**Task brief:** Exclude the pictures and reproduce the remaining data exactly as written.
:: Records provided ::
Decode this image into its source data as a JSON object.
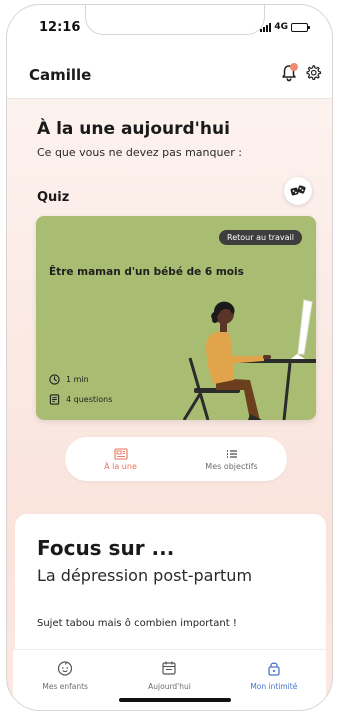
{
  "status": {
    "time": "12:16",
    "network": "4G",
    "battery_level": 0.8
  },
  "header": {
    "name": "Camille",
    "icons": [
      "bell-icon",
      "gear-icon"
    ]
  },
  "feature": {
    "title": "À la une aujourd'hui",
    "subtitle": "Ce que vous ne devez pas manquer :"
  },
  "quiz": {
    "label": "Quiz",
    "tag": "Retour au travail",
    "title": "Être maman d'un bébé de 6 mois",
    "duration": "1 min",
    "questions": "4 questions",
    "colors": {
      "card": "#a9bd72",
      "tag": "#3d3d3d"
    }
  },
  "tabs": [
    {
      "label": "À la une",
      "icon": "newspaper-icon",
      "active": true
    },
    {
      "label": "Mes objectifs",
      "icon": "list-icon",
      "active": false
    }
  ],
  "focus": {
    "title": "Focus sur ...",
    "subject": "La dépression post-partum",
    "description": "Sujet tabou mais ô combien important !"
  },
  "nav": [
    {
      "label": "Mes enfants",
      "icon": "baby-face-icon",
      "active": false
    },
    {
      "label": "Aujourd'hui",
      "icon": "calendar-icon",
      "active": false
    },
    {
      "label": "Mon intimité",
      "icon": "lock-icon",
      "active": true
    }
  ],
  "colors": {
    "accent": "#e8735a",
    "nav_active": "#4a73c9",
    "notification": "#f08a70"
  }
}
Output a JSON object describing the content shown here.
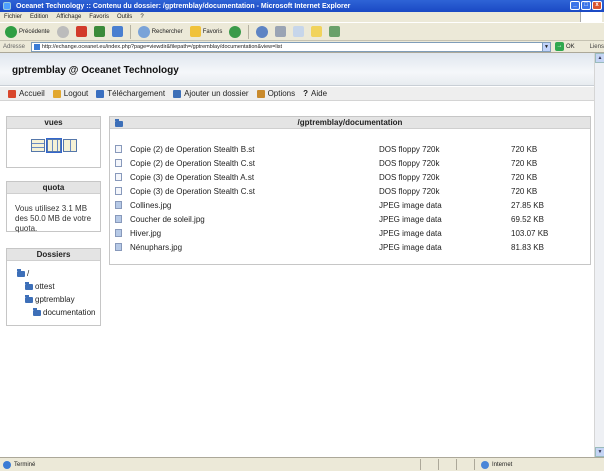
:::
**Exercise answer:**
Decode this image into its source data as a JSON object.
{
  "status": {
    "time": "12:16",
    "network": "4G",
    "battery_level": 0.8
  },
  "header": {
    "name": "Camille",
    "icons": [
      "bell-icon",
      "gear-icon"
    ]
  },
  "feature": {
    "title": "À la une aujourd'hui",
    "subtitle": "Ce que vous ne devez pas manquer :"
  },
  "quiz": {
    "label": "Quiz",
    "tag": "Retour au travail",
    "title": "Être maman d'un bébé de 6 mois",
    "duration": "1 min",
    "questions": "4 questions",
    "colors": {
      "card": "#a9bd72",
      "tag": "#3d3d3d"
    }
  },
  "tabs": [
    {
      "label": "À la une",
      "icon": "newspaper-icon",
      "active": true
    },
    {
      "label": "Mes objectifs",
      "icon": "list-icon",
      "active": false
    }
  ],
  "focus": {
    "title": "Focus sur ...",
    "subject": "La dépression post-partum",
    "description": "Sujet tabou mais ô combien important !"
  },
  "nav": [
    {
      "label": "Mes enfants",
      "icon": "baby-face-icon",
      "active": false
    },
    {
      "label": "Aujourd'hui",
      "icon": "calendar-icon",
      "active": false
    },
    {
      "label": "Mon intimité",
      "icon": "lock-icon",
      "active": true
    }
  ],
  "colors": {
    "accent": "#e8735a",
    "nav_active": "#4a73c9",
    "notification": "#f08a70"
  }
}
Output a JSON object describing the content shown here.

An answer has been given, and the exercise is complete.